Republican figures made a similar calculation when they decided to row in behind Donald Trump as their candidate. Characters who had denounced him as a “fraud” and “utterly amoral” became his greatest defenders.
Recent signs tell us that may be changing. This can be seen most starkly in the battle to control the US Senate.
Republican senators in close races might not be openly denouncing Trump, but they’ve started to distance themselves from him politically – a sign they feel that the electorate are moving away from the current commander in chief. The Republican leadership is in a desperate race to retain control of the Senate. And the odds are currently against them with The Economist giving the Democratic party a 72pc chance of winning a majority in the upper house.
In Arizona, Iowa, Maine and South Carolina, sitting Republican senators are under pressure. The New York Times cited an analysis last week of the advertising strategies of seven incumbent Republican senators who are in tight races. Some 48 TV ads were run by these campaigns over a recent seven-day period. Not a single advert referenced Donald Trump.
A stunning departure – and evidence that in tight races, Republicans no longer see a relationship with their leader as an electoral positive.
Some senators feel their seats are in such doubt that they’re turning to issues like healthcare or attack ads – not to the popularity of Donald Trump – to save their seats. Not all of the signs that the party is moving from Trump are as subtle. Last week, the Trump-endorsed Republican senator Ben Sasse was recorded openly criticising his party leader – citing fears that Trump will cost the Republicans the Senate.
The Nebraskan senator, who was initially critical of Trump but had gone quiet in recent years, openly criticised his coronavirus response and foreign policy decisions, going as far to say, “What the heck were any of us thinking that selling a TV-obsessed narcissistic individual to the American people was a good idea? It is not a good idea.”
Individual Republicans losing faith should be a warning sign to Trump. His campaign understands that they need a major moment to shift this race’s momentum. Momentum is everything in the final days of a campaign – it drives turnout as voters like to establish an emotional link with a successful movement. The campaign has yet to find their trajectory-shifting moment.
The tactics of Republican senators in the election run in should be observed closely, because they give an indication of their end-game mindset.
Trump has been open and honest about his desire to dispute the election result should he lose next month. He’s repeatedly voiced concerns about the integrity of postal voting, citing false examples of potential fraud.

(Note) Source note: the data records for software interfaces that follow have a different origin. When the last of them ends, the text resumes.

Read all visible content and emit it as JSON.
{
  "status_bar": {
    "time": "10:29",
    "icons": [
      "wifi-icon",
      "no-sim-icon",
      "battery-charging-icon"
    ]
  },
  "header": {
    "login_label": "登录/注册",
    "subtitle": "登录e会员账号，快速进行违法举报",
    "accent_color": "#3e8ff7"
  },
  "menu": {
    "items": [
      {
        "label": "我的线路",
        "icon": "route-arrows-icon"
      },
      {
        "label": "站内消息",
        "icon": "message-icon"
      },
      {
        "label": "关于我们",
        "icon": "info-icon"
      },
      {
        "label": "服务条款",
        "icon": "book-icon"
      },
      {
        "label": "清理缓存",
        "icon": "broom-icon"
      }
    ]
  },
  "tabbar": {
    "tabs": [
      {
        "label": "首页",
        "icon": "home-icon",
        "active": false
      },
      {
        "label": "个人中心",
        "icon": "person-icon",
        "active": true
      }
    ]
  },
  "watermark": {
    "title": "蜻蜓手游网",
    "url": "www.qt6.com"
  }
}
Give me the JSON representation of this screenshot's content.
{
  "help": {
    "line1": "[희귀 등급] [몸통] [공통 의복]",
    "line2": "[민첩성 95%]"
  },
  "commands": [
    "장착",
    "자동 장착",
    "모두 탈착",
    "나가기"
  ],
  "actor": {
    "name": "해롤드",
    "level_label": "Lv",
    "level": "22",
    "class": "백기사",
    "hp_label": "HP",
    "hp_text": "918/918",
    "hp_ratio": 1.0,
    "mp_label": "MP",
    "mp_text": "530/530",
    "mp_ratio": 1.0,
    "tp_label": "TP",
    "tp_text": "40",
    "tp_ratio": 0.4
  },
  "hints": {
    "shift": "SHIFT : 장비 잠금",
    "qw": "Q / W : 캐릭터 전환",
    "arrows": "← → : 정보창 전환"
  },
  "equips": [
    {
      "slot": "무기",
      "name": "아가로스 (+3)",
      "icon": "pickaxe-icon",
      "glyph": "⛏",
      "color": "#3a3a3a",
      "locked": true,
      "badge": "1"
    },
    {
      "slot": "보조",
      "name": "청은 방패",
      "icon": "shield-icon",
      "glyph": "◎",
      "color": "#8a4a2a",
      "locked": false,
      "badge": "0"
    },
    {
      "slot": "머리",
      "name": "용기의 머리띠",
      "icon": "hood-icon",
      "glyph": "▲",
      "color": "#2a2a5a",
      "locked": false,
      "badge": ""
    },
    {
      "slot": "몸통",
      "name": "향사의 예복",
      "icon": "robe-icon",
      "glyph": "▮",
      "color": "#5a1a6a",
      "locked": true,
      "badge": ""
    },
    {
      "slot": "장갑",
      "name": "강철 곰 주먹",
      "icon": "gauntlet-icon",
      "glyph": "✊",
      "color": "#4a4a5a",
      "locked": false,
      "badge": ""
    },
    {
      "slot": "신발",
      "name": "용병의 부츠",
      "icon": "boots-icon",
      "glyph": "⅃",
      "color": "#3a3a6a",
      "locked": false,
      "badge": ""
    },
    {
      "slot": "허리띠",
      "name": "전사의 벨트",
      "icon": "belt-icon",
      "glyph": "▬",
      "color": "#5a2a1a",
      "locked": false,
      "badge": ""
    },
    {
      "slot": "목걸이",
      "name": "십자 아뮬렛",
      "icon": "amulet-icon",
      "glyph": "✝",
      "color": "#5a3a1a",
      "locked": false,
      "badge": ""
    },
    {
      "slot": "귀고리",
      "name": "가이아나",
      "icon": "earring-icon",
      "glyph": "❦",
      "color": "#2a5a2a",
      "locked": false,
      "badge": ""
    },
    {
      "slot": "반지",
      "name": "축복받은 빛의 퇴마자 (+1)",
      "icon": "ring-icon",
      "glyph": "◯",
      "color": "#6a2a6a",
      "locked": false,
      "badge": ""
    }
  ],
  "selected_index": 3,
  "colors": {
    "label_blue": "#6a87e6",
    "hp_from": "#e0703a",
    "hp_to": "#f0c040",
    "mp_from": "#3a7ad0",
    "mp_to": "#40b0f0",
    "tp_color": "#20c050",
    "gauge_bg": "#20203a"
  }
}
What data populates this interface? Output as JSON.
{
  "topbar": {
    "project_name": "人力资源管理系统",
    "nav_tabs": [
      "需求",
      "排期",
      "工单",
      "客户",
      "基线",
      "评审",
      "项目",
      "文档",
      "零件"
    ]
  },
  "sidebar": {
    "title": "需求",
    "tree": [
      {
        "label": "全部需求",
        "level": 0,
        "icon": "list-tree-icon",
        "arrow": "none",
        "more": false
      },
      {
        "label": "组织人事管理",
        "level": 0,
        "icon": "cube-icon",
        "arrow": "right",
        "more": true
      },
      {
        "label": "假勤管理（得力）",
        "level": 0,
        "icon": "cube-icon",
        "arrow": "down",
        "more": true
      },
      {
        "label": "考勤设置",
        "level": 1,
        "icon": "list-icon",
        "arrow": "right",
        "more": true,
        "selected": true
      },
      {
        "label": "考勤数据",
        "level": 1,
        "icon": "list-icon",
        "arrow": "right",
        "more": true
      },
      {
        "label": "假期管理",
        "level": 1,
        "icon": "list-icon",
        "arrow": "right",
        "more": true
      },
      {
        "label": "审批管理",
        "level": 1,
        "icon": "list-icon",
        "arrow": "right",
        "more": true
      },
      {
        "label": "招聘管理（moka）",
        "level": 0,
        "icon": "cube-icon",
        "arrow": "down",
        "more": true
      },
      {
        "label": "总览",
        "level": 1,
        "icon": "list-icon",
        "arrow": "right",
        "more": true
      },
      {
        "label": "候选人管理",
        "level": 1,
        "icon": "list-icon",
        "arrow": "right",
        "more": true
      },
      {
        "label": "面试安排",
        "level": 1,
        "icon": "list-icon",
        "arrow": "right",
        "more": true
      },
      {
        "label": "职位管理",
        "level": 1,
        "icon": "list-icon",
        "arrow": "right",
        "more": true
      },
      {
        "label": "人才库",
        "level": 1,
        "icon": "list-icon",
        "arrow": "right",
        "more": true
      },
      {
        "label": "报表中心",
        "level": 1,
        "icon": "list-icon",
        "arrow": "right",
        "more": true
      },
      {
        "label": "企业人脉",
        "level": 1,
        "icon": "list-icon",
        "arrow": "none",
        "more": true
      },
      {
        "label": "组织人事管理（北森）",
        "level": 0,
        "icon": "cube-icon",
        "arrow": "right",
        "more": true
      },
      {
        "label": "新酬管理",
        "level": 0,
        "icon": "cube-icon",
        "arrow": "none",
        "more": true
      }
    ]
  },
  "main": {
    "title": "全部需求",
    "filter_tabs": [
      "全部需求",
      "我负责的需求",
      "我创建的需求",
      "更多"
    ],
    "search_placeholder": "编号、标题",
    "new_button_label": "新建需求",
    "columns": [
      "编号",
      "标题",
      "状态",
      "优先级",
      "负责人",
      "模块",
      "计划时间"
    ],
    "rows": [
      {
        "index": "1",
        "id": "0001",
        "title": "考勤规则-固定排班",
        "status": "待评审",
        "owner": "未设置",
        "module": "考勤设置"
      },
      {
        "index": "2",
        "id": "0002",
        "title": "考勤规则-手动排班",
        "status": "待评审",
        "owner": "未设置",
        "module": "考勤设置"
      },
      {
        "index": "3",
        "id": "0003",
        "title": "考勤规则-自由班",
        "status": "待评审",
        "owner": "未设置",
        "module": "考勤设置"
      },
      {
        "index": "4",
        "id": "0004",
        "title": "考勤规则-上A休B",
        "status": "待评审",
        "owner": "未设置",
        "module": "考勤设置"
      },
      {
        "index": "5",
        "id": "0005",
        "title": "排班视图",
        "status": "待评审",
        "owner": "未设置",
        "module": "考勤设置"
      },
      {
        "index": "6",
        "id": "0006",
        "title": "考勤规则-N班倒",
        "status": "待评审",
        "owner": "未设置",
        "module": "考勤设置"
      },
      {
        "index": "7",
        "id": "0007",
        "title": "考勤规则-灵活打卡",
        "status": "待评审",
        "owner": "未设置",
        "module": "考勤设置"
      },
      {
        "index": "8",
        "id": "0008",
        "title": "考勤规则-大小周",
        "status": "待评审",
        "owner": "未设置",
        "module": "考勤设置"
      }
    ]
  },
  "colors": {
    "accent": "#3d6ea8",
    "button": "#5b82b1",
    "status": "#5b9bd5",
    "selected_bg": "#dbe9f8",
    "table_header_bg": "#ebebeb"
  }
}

And he’s clearly stated he needs his nominee Amy Coney Barrett on the Supreme Court soon because he wants a full complement of judges in place in case the court adjudicates over the election result.
He’s not being subtle about his intentions. But he can only get away with denying an election result if he has the support of his establishment enablers.
Should the current trajectory continue, Mitch McConnell and the wider Republican leadership will start to see Trumpism as a busted flush. The reward for continuing to entertain his wishes will disappear. McConnell has already broken ranks by refusing to agree to the trillion dollar stimulus package Trump now demands; capping his negotiating position at $500m.
It’s possible that, after this election, Trump will find himself in the position of a Herbert Lehman, not a Joseph McCarthy; confidently striding forward to face down an opponent – only to turn around and see no one there to support him.
Lorcan Nyhan is head of training at The Communications Clinic